## Exercise brief
Print all the records below exactly as they stand, but leave out the pictures.

[[ Materials provided open ]]

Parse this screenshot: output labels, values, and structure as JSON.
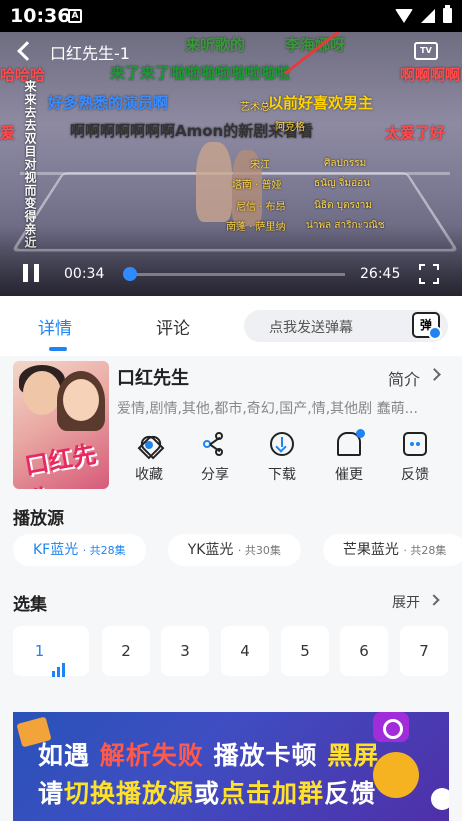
{
  "status_bar": {
    "time": "10:36",
    "notif_letter": "A"
  },
  "player": {
    "title": "口红先生-1",
    "tv_label": "TV",
    "current_time": "00:34",
    "duration": "26:45",
    "progress": 0.0212,
    "danmaku": [
      {
        "text": "来听歌的",
        "color": "#3a9a3a"
      },
      {
        "text": "李海娜呀",
        "color": "#3a9a3a"
      },
      {
        "text": "哈哈哈",
        "color": "#ff4b4b"
      },
      {
        "text": "来了来了啦啦啦啦啦啦啦啦",
        "color": "#1e9a34"
      },
      {
        "text": "啊啊啊啊啊",
        "color": "#ff4b4b"
      },
      {
        "text": "好多熟悉的演员啊",
        "color": "#3a8cff"
      },
      {
        "text": "以前好喜欢男主",
        "color": "#ffd400"
      },
      {
        "text": "爱",
        "color": "#ff4b4b"
      },
      {
        "text": "啊啊啊啊啊啊啊Amon的新剧来看看",
        "color": "#333333"
      },
      {
        "text": "太爱了好",
        "color": "#ff4b4b"
      }
    ],
    "vertical_text": "来来去去双目对视而变得亲近",
    "subtitles": [
      {
        "text": "艺术总"
      },
      {
        "text": "宋江"
      },
      {
        "text": "塔南 · 普娅"
      },
      {
        "text": "尼信 · 布昂"
      },
      {
        "text": "阿克格"
      },
      {
        "text": "南蓬 · 萨里纳"
      },
      {
        "text": "ศิลปกรรม"
      },
      {
        "text": "ธนัญ จิ่มอ่อน"
      },
      {
        "text": "นิธิต บุตรงาม"
      },
      {
        "text": "น่าพล สาริกะวณิช"
      }
    ]
  },
  "tabs": [
    {
      "label": "详情",
      "active": true
    },
    {
      "label": "评论",
      "active": false
    }
  ],
  "danmu_input": {
    "placeholder": "点我发送弹幕",
    "toggle_label": "弹"
  },
  "show": {
    "title": "口红先生",
    "intro_label": "简介",
    "genres": "爱情,剧情,其他,都市,奇幻,国产,情,其他剧 蠢萌...",
    "poster_logo": "口红先生",
    "actions": [
      {
        "label": "收藏",
        "icon": "heart-icon"
      },
      {
        "label": "分享",
        "icon": "share-icon"
      },
      {
        "label": "下载",
        "icon": "download-icon"
      },
      {
        "label": "催更",
        "icon": "bell-icon"
      },
      {
        "label": "反馈",
        "icon": "feedback-icon"
      }
    ]
  },
  "sources_section": {
    "title": "播放源",
    "items": [
      {
        "name": "KF蓝光",
        "count": "· 共28集",
        "active": true
      },
      {
        "name": "YK蓝光",
        "count": "· 共30集",
        "active": false
      },
      {
        "name": "芒果蓝光",
        "count": "· 共28集",
        "active": false
      }
    ]
  },
  "episodes_section": {
    "title": "选集",
    "expand_label": "展开",
    "episodes": [
      "1",
      "2",
      "3",
      "4",
      "5",
      "6",
      "7"
    ],
    "current": "1"
  },
  "banner": {
    "line1_a": "如遇",
    "line1_b": "解析失败",
    "line1_c": "播放卡顿",
    "line1_d": "黑屏",
    "line2_a": "请",
    "line2_b": "切换播放源",
    "line2_c": "或",
    "line2_d": "点击加群",
    "line2_e": "反馈"
  },
  "colors": {
    "accent": "#1f84f2",
    "arrow": "#e53b3b",
    "banner_highlight": "#ffe02b"
  }
}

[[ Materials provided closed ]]

## Completed exercise
Parse this screenshot: output labels, values, and structure as JSON.
{
  "status_bar": {
    "time": "10:36",
    "notif_letter": "A"
  },
  "player": {
    "title": "口红先生-1",
    "tv_label": "TV",
    "current_time": "00:34",
    "duration": "26:45",
    "progress": 0.0212,
    "danmaku": [
      {
        "text": "来听歌的",
        "color": "#3a9a3a"
      },
      {
        "text": "李海娜呀",
        "color": "#3a9a3a"
      },
      {
        "text": "哈哈哈",
        "color": "#ff4b4b"
      },
      {
        "text": "来了来了啦啦啦啦啦啦啦啦",
        "color": "#1e9a34"
      },
      {
        "text": "啊啊啊啊啊",
        "color": "#ff4b4b"
      },
      {
        "text": "好多熟悉的演员啊",
        "color": "#3a8cff"
      },
      {
        "text": "以前好喜欢男主",
        "color": "#ffd400"
      },
      {
        "text": "爱",
        "color": "#ff4b4b"
      },
      {
        "text": "啊啊啊啊啊啊啊Amon的新剧来看看",
        "color": "#333333"
      },
      {
        "text": "太爱了好",
        "color": "#ff4b4b"
      }
    ],
    "vertical_text": "来来去去双目对视而变得亲近",
    "subtitles": [
      {
        "text": "艺术总"
      },
      {
        "text": "宋江"
      },
      {
        "text": "塔南 · 普娅"
      },
      {
        "text": "尼信 · 布昂"
      },
      {
        "text": "阿克格"
      },
      {
        "text": "南蓬 · 萨里纳"
      },
      {
        "text": "ศิลปกรรม"
      },
      {
        "text": "ธนัญ จิ่มอ่อน"
      },
      {
        "text": "นิธิต บุตรงาม"
      },
      {
        "text": "น่าพล สาริกะวณิช"
      }
    ]
  },
  "tabs": [
    {
      "label": "详情",
      "active": true
    },
    {
      "label": "评论",
      "active": false
    }
  ],
  "danmu_input": {
    "placeholder": "点我发送弹幕",
    "toggle_label": "弹"
  },
  "show": {
    "title": "口红先生",
    "intro_label": "简介",
    "genres": "爱情,剧情,其他,都市,奇幻,国产,情,其他剧 蠢萌...",
    "poster_logo": "口红先生",
    "actions": [
      {
        "label": "收藏",
        "icon": "heart-icon"
      },
      {
        "label": "分享",
        "icon": "share-icon"
      },
      {
        "label": "下载",
        "icon": "download-icon"
      },
      {
        "label": "催更",
        "icon": "bell-icon"
      },
      {
        "label": "反馈",
        "icon": "feedback-icon"
      }
    ]
  },
  "sources_section": {
    "title": "播放源",
    "items": [
      {
        "name": "KF蓝光",
        "count": "· 共28集",
        "active": true
      },
      {
        "name": "YK蓝光",
        "count": "· 共30集",
        "active": false
      },
      {
        "name": "芒果蓝光",
        "count": "· 共28集",
        "active": false
      }
    ]
  },
  "episodes_section": {
    "title": "选集",
    "expand_label": "展开",
    "episodes": [
      "1",
      "2",
      "3",
      "4",
      "5",
      "6",
      "7"
    ],
    "current": "1"
  },
  "banner": {
    "line1_a": "如遇",
    "line1_b": "解析失败",
    "line1_c": "播放卡顿",
    "line1_d": "黑屏",
    "line2_a": "请",
    "line2_b": "切换播放源",
    "line2_c": "或",
    "line2_d": "点击加群",
    "line2_e": "反馈"
  },
  "colors": {
    "accent": "#1f84f2",
    "arrow": "#e53b3b",
    "banner_highlight": "#ffe02b"
  }
}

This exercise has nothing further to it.